(Data about app and page elements)

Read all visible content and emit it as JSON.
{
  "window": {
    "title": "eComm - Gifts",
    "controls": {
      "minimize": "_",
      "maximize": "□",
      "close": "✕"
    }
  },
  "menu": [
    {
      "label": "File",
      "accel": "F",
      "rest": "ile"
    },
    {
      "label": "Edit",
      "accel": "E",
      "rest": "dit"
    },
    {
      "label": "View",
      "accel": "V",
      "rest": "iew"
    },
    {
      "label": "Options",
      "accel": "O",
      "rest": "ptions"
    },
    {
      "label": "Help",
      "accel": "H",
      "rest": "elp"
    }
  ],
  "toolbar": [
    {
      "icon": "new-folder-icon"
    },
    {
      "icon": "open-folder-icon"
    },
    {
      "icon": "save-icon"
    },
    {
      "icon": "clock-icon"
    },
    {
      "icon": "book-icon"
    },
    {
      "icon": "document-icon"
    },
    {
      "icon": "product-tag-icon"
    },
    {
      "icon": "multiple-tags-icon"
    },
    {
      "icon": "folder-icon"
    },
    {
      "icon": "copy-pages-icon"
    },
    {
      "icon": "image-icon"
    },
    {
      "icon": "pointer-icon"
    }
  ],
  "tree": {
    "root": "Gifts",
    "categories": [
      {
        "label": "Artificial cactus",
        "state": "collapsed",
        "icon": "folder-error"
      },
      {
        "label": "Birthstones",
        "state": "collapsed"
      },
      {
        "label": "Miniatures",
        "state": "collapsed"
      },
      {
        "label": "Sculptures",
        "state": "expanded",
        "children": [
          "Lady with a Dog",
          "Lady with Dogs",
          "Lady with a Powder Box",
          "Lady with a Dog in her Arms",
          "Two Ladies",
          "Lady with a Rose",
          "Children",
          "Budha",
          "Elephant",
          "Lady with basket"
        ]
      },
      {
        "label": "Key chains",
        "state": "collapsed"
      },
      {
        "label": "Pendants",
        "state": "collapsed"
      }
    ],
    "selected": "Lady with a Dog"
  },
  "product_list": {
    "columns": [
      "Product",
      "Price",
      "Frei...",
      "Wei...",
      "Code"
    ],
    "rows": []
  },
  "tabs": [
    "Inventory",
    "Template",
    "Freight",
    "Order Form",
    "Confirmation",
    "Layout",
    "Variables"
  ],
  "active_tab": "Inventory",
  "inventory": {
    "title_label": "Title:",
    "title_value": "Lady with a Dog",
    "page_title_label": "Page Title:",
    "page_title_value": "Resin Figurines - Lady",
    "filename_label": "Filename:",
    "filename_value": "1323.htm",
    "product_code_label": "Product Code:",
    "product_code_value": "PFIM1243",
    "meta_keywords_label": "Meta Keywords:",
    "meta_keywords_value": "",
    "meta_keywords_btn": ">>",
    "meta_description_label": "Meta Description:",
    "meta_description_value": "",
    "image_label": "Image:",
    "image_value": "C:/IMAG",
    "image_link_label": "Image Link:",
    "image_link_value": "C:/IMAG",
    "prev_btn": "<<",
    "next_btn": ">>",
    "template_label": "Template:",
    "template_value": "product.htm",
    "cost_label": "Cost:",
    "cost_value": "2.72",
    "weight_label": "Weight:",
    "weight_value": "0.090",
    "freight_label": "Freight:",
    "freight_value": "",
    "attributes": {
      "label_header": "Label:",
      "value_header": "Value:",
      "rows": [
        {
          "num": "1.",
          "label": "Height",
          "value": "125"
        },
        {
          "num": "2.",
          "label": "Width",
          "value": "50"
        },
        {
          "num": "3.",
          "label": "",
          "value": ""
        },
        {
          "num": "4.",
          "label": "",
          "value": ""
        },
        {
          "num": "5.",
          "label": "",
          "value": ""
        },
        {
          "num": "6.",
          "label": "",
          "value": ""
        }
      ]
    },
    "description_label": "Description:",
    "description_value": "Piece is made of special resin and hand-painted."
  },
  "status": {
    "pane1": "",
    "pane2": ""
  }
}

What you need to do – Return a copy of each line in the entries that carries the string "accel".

Result of this exercise –
      "accel": "F",
      "accel": "E",
      "accel": "V",
      "accel": "O",
      "accel": "H",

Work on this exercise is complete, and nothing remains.